The Department for Work and Pensions (DWP) has admitted that is using the controversial benefits sanctions regime to force unemployed and low-paid workers into insure and exploitative zero-hours jobs.
Zero hours employment notoriously offers no guarantee of hours and lacks many of the employment rights enjoyed by people in full-time and part-time employment.
read more here: http://www.welfareweekly.com/dwp-using-benefit-sanctions-to-force-claimants-into-zero-hours-jobs-tory-minister-admits/
Britain’s Conservative government has ruled that victims of rape must fill out a specific form in order to claim child tax credits and Universal Credit from the government, provoking public outrage.
The NCC1 4/17 form, also known as the “rape-clause,” follows a series of welfare changes limiting child tax credit claims to two children. Exemptions are given to children conceived “without consent.”
“The #rapeclause really is one of the most disgraceful policies ever introduced. We must all continue to oppose,” tweeted Scottish First Minister and Scottish National Party (SNP) leader Nicola Sturgeon.
The move is being introduced as part of the Welfare Reform and Work Act, which was unveiled in the 2015 summer budget and will come into force this month.
Civil servants will be made to assess whether a woman’s claim that her child was conceived as a result of abuse is legitimate or not.
While women may be expected to prove the veracity of their claim, many have argued that around 600,000 doctors, nurses and social workers in Britain lack the skills needed to exercise the assessment.
“Capping benefits at two children is immoral enough, but the #rapeclause is disgraceful for a civilised country. Both policies must go,” the editor of the Liberal Democrat Voice website Caron Lindsay wrote on Twitter.
read more here: https://www.rt.com/uk/383731-rape-clause-child-benefits/
Seven years of Tory tampering with the welfare state has shredded the vital safety net which worked for so long, leaving it no longer fit for purpose
Jenny Jones, a science supply teacher, sounds desolate. “I’m going to have to give up teaching,” she says. “I just can’t believe I’ll have to leave something I love and trained so long for.”
The reason? Universal Credit . The government flagship welfare change that was supposed to help people on low incomes move in and out of work.
read more here: http://www.mirror.co.uk/news/politics/universal-credit-supposed-help-those-11130094
from ‘Benefits and Work’
The DWP has lost its fight at the upper tribunal to prevent employment and support allowance (ESA) claimants going to appeal where the claimant is late applying for a mandatory reconsideration. The decision will also apply to all other social security benefits.
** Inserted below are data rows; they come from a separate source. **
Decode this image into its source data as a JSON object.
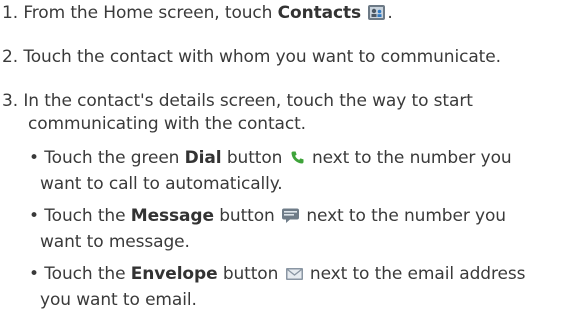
{
  "steps": [
    {
      "number": "1.",
      "pre": "From the Home screen, touch",
      "bold": "Contacts",
      "post": "."
    },
    {
      "number": "2.",
      "text": "Touch the contact with whom you want to communicate."
    },
    {
      "number": "3.",
      "line1": "In the contact's details screen, touch the way to start",
      "line2": "communicating with the contact."
    }
  ],
  "bullets": [
    {
      "marker": "•",
      "pre": "Touch the green",
      "bold": "Dial",
      "mid": "button",
      "line1_end": "next to the number you",
      "line2": "want to call to automatically.",
      "icon": "phone-icon",
      "icon_color": "#3ea33a"
    },
    {
      "marker": "•",
      "pre": "Touch the",
      "bold": "Message",
      "mid": "button",
      "line1_end": "next to the number you",
      "line2": "want to message.",
      "icon": "message-icon",
      "icon_color": "#6f7c88"
    },
    {
      "marker": "•",
      "pre": "Touch the",
      "bold": "Envelope",
      "mid": "button",
      "line1_end": "next to the email address",
      "line2": "you want to email.",
      "icon": "envelope-icon",
      "icon_color": "#8a96a3"
    }
  ],
  "contacts_icon": "contacts-icon"
}
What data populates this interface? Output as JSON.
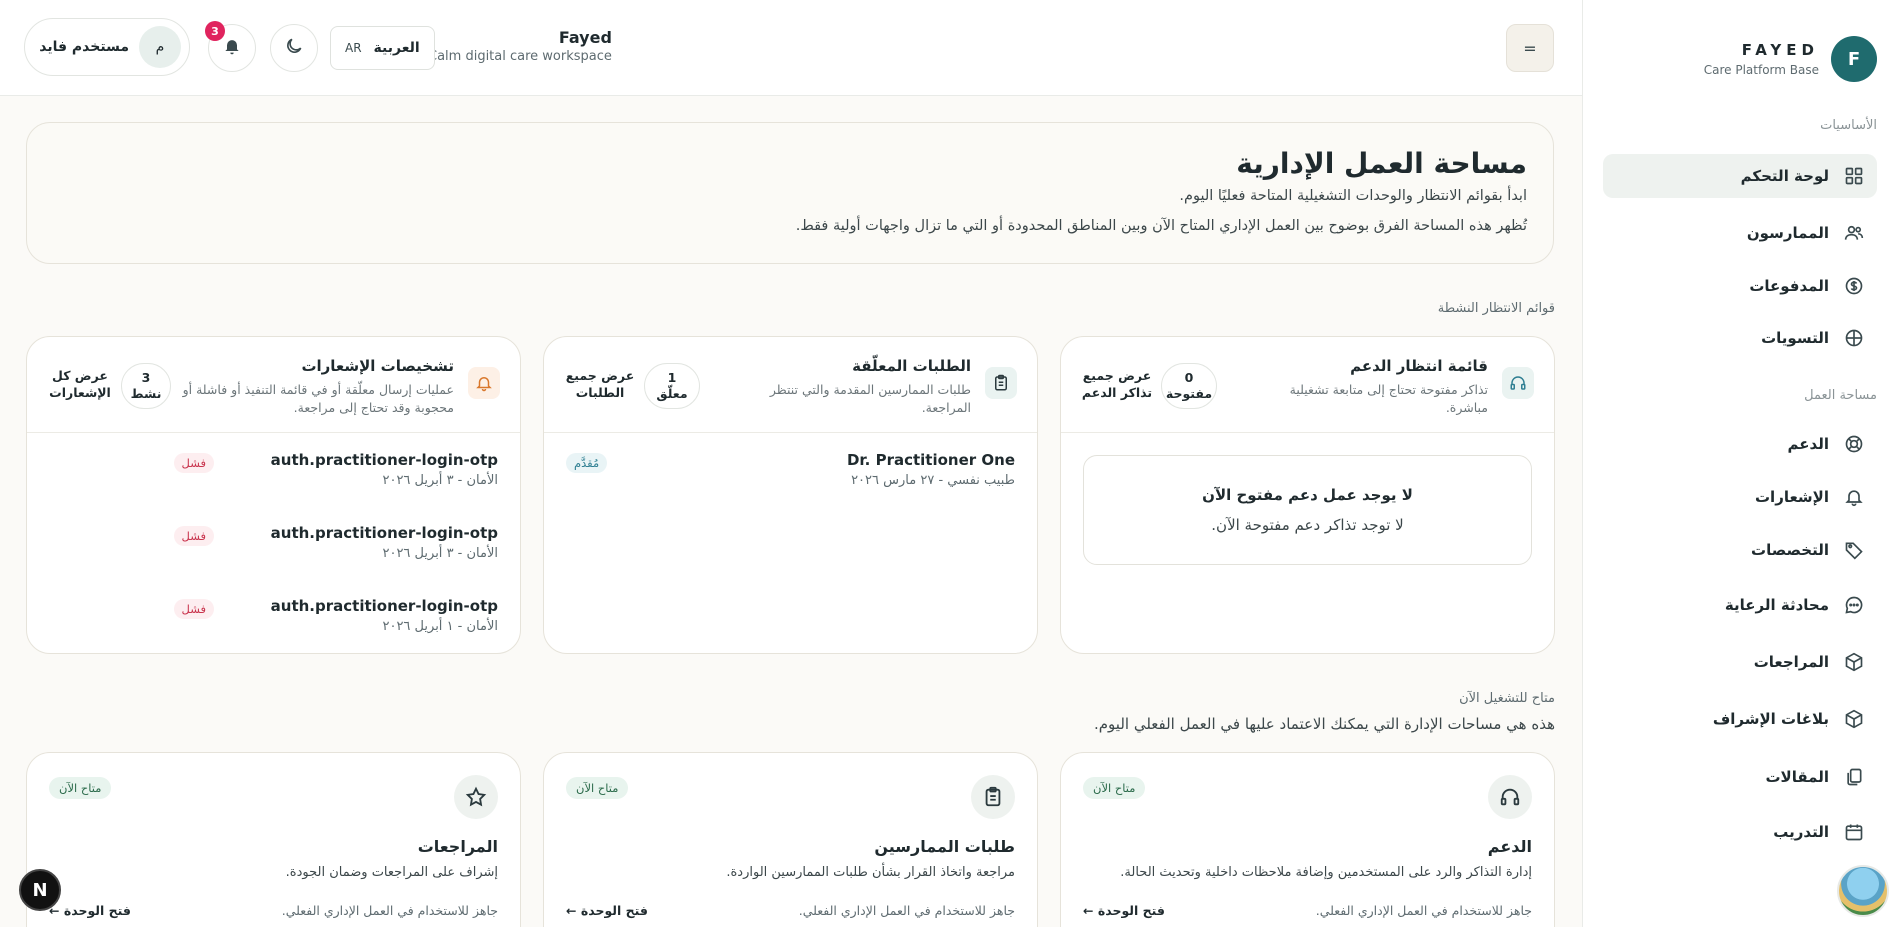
{
  "brand": {
    "name": "FAYED",
    "subtitle": "Care Platform Base",
    "initial": "F"
  },
  "sidebar": {
    "section_basics": "الأساسيات",
    "section_workspace": "مساحة العمل",
    "items": [
      {
        "label": "لوحة التحكم",
        "icon": "grid-icon",
        "active": true
      },
      {
        "label": "الممارسون",
        "icon": "users-icon"
      },
      {
        "label": "المدفوعات",
        "icon": "dollar-icon"
      },
      {
        "label": "التسويات",
        "icon": "globe-icon"
      },
      {
        "label": "الدعم",
        "icon": "lifebuoy-icon"
      },
      {
        "label": "الإشعارات",
        "icon": "bell-icon"
      },
      {
        "label": "التخصصات",
        "icon": "tag-icon"
      },
      {
        "label": "محادثة الرعاية",
        "icon": "chat-icon"
      },
      {
        "label": "المراجعات",
        "icon": "box-icon"
      },
      {
        "label": "بلاغات الإشراف",
        "icon": "box-icon"
      },
      {
        "label": "المقالات",
        "icon": "copy-icon"
      },
      {
        "label": "التدريب",
        "icon": "calendar-icon"
      }
    ]
  },
  "header": {
    "menu_label": "=",
    "workspace_name": "Fayed",
    "workspace_tagline": "Calm digital care workspace",
    "lang_code": "AR",
    "lang_name": "العربية",
    "notif_count": "3",
    "user_initial": "م",
    "user_name": "مستخدم فايد"
  },
  "hero": {
    "title": "مساحة العمل الإدارية",
    "line1": "ابدأ بقوائم الانتظار والوحدات التشغيلية المتاحة فعليًا اليوم.",
    "line2": "تُظهر هذه المساحة الفرق بوضوح بين العمل الإداري المتاح الآن وبين المناطق المحدودة أو التي ما تزال واجهات أولية فقط."
  },
  "queues_label": "قوائم الانتظار النشطة",
  "queues": {
    "support": {
      "title": "قائمة انتظار الدعم",
      "desc": "تذاكر مفتوحة تحتاج إلى متابعة تشغيلية مباشرة.",
      "count": "0",
      "count_label": "مفتوحة",
      "link": "عرض جميع تذاكر الدعم",
      "empty_title": "لا يوجد عمل دعم مفتوح الآن",
      "empty_desc": "لا توجد تذاكر دعم مفتوحة الآن."
    },
    "requests": {
      "title": "الطلبات المعلّقة",
      "desc": "طلبات الممارسين المقدمة والتي تنتظر المراجعة.",
      "count": "1",
      "count_label": "معلّق",
      "link": "عرض جميع الطلبات",
      "rows": [
        {
          "title": "Dr. Practitioner One",
          "sub": "طبيب نفسي - ٢٧ مارس ٢٠٢٦",
          "status": "مُقدَّم"
        }
      ]
    },
    "notifications": {
      "title": "تشخيصات الإشعارات",
      "desc": "عمليات إرسال معلّقة أو في قائمة التنفيذ أو فاشلة أو محجوبة وقد تحتاج إلى مراجعة.",
      "count": "3",
      "count_label": "نشط",
      "link": "عرض كل الإشعارات",
      "rows": [
        {
          "title": "auth.practitioner-login-otp",
          "sub": "الأمان - ٣ أبريل ٢٠٢٦",
          "status": "فشل"
        },
        {
          "title": "auth.practitioner-login-otp",
          "sub": "الأمان - ٣ أبريل ٢٠٢٦",
          "status": "فشل"
        },
        {
          "title": "auth.practitioner-login-otp",
          "sub": "الأمان - ١ أبريل ٢٠٢٦",
          "status": "فشل"
        }
      ]
    }
  },
  "available": {
    "label": "متاح للتشغيل الآن",
    "desc": "هذه هي مساحات الإدارة التي يمكنك الاعتماد عليها في العمل الفعلي اليوم.",
    "cards": [
      {
        "title": "الدعم",
        "desc": "إدارة التذاكر والرد على المستخدمين وإضافة ملاحظات داخلية وتحديث الحالة.",
        "status": "متاح الآن",
        "footer": "جاهز للاستخدام في العمل الإداري الفعلي.",
        "link": "فتح الوحدة",
        "icon": "headset-icon"
      },
      {
        "title": "طلبات الممارسين",
        "desc": "مراجعة واتخاذ القرار بشأن طلبات الممارسين الواردة.",
        "status": "متاح الآن",
        "footer": "جاهز للاستخدام في العمل الإداري الفعلي.",
        "link": "فتح الوحدة",
        "icon": "clipboard-icon"
      },
      {
        "title": "المراجعات",
        "desc": "إشراف على المراجعات وضمان الجودة.",
        "status": "متاح الآن",
        "footer": "جاهز للاستخدام في العمل الإداري الفعلي.",
        "link": "فتح الوحدة",
        "icon": "star-icon"
      }
    ]
  },
  "dev_badge": "N",
  "colors": {
    "accent": "#1f6b6e",
    "danger": "#e0245e",
    "success_bg": "#e8f4ee"
  }
}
There is a one month time limit to apply for a mandatory reconsideration. The DWP can extend this time limit up to a total of 13 months where they judge that the claimant had good cause to be late.
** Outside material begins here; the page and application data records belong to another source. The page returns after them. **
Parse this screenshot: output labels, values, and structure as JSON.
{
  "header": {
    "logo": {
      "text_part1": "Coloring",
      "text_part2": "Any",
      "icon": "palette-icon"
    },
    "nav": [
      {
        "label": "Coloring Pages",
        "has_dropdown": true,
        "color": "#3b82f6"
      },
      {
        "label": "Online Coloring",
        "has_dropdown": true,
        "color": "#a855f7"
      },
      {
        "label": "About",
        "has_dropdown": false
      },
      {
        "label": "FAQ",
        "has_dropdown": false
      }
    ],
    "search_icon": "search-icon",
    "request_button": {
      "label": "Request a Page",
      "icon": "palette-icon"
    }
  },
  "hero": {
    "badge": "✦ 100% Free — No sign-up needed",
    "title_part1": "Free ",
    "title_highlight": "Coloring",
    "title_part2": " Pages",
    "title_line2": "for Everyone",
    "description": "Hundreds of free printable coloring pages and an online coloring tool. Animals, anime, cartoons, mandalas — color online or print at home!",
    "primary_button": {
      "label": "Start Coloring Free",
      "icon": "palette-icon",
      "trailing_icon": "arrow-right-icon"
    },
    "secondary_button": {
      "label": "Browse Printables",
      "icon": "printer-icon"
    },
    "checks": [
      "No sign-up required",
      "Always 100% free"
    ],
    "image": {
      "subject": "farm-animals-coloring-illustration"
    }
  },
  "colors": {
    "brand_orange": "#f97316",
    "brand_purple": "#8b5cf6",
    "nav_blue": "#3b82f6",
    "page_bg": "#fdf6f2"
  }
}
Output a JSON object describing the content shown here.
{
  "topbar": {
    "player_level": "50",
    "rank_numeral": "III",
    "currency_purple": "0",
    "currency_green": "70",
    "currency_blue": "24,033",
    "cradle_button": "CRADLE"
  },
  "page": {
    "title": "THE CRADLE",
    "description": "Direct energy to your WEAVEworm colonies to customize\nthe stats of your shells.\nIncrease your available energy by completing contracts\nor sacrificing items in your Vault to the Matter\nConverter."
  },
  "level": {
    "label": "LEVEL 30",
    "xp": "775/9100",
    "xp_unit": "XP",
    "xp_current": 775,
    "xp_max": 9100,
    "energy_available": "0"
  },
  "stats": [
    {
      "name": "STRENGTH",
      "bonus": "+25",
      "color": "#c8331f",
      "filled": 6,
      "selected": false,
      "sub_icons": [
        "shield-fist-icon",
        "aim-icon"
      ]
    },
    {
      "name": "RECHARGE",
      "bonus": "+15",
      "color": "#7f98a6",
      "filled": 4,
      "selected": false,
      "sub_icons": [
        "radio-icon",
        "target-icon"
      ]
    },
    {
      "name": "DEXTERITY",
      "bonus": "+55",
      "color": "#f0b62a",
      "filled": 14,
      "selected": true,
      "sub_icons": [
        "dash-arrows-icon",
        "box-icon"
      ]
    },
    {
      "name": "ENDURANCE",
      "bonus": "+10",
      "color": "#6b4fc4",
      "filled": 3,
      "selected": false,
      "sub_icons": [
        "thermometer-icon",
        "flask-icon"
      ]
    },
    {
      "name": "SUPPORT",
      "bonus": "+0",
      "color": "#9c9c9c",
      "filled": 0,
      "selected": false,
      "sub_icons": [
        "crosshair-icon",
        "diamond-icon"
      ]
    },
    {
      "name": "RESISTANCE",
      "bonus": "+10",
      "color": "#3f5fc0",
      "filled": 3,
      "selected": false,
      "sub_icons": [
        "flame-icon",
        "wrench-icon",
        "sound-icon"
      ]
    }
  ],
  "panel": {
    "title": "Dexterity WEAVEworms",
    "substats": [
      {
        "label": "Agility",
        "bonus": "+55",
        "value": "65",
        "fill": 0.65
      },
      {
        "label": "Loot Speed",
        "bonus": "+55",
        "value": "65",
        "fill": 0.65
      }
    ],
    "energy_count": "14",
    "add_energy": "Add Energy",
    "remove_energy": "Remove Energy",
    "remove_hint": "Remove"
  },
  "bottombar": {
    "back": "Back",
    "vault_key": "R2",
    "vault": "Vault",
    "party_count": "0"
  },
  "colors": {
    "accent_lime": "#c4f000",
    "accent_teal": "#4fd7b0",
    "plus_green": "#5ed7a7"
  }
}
For example, the claimant may have a mental health condition which made it difficult for them to deal with official correspondence and have been unable to get help until too late.
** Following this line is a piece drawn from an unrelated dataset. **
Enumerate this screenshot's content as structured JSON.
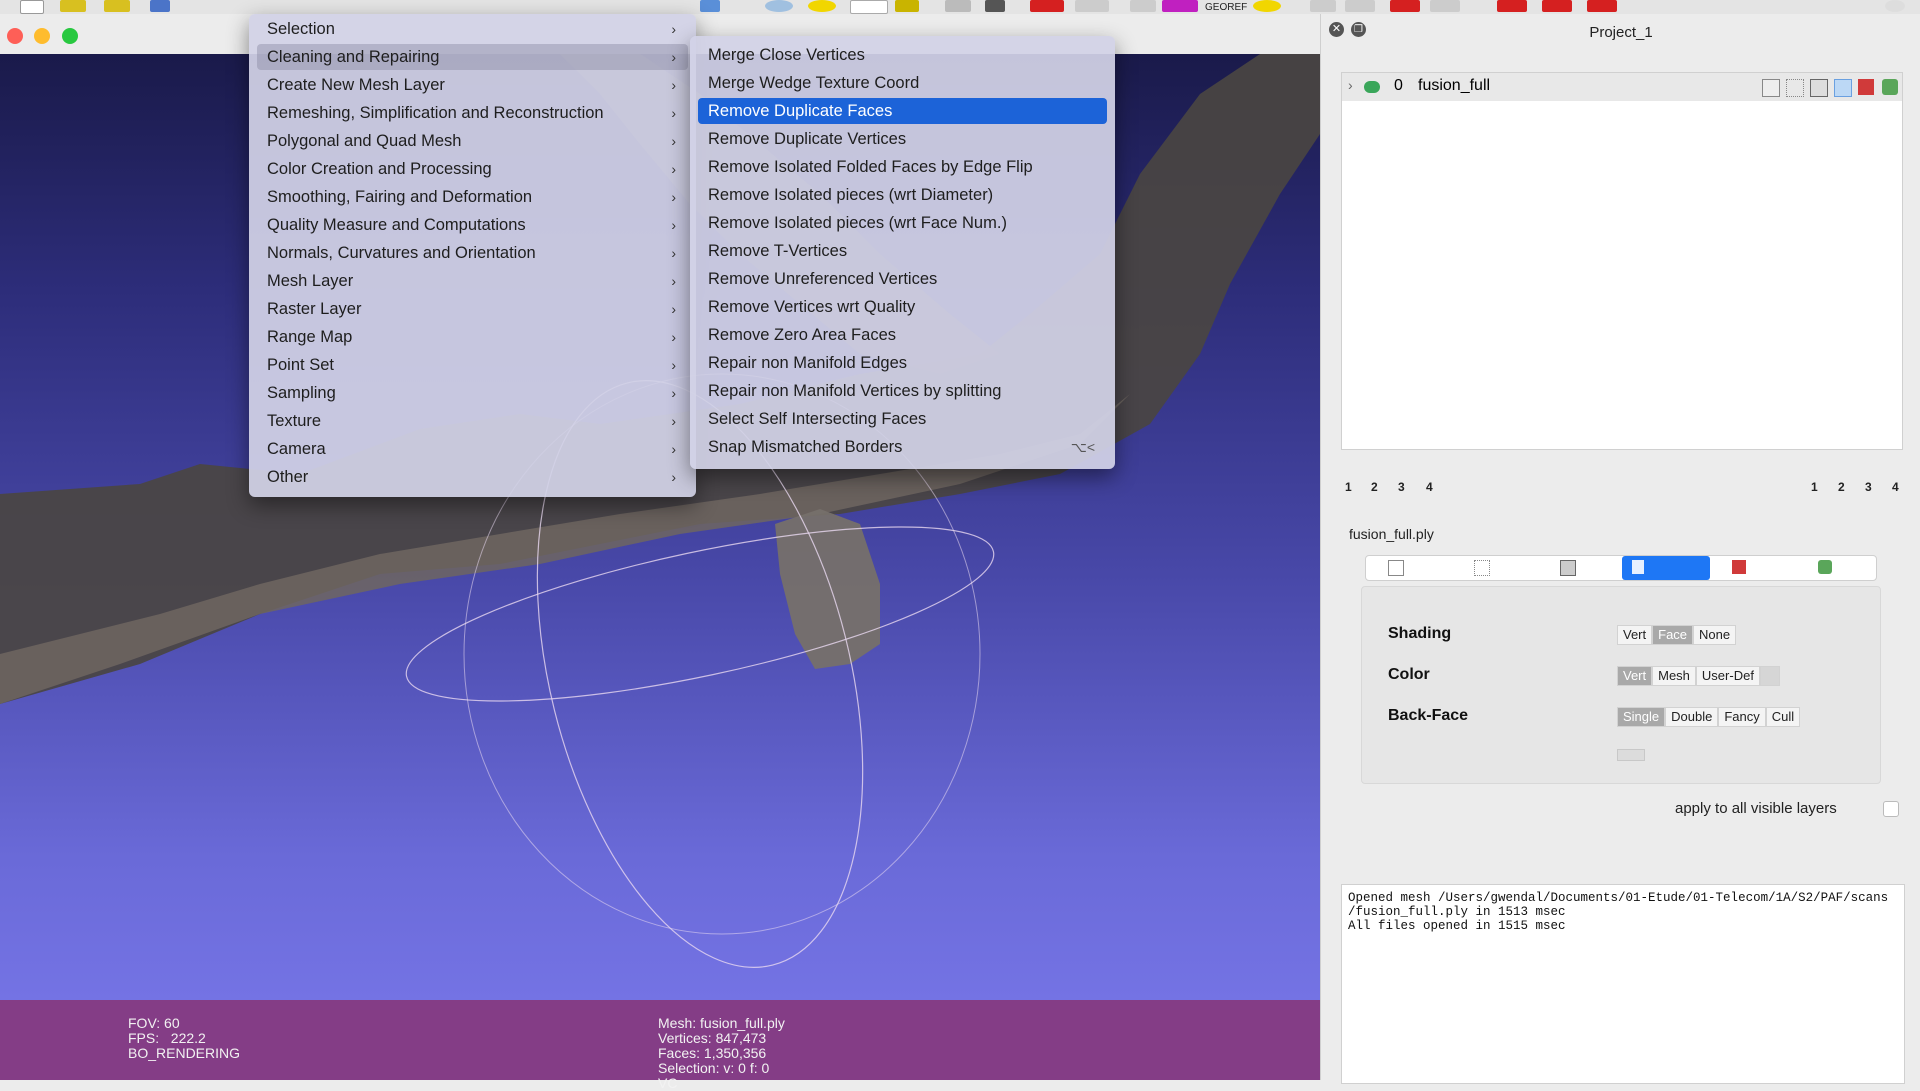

The DWP have been refusing to allow claimants access to the tribunal service where they are outside the one month time limit for mandatory reconsiderations. By refusing to issue a mandatory reconsideration notice the DWP can effectively block any appeal.
This means that the DWP can be completely arbitrary and unfair in decisions about whether a claimant has good cause and the claimant has no way of challenging this.
Two claimants who had initially been refused a mandatory reconsideration challenged the refusal to prevent them appealing to a tribunal and began proceedings for judicial review. At this point the DWP backed down and allowed their cases to proceed.
However, a panel of three upper tribunal judges held that the initial refusal was absolutely wrong and that claimants should have a right to apply to a tribunal, even when the DWP considers they have no good cause for their late request. It will then be for the tribunal to decide whether to allow the appeal to go ahead.
you can download the full decision from here: https://www.benefitsandwork.co.uk/news/3650-dwp-loses-fight-to-stop-claimants-appealing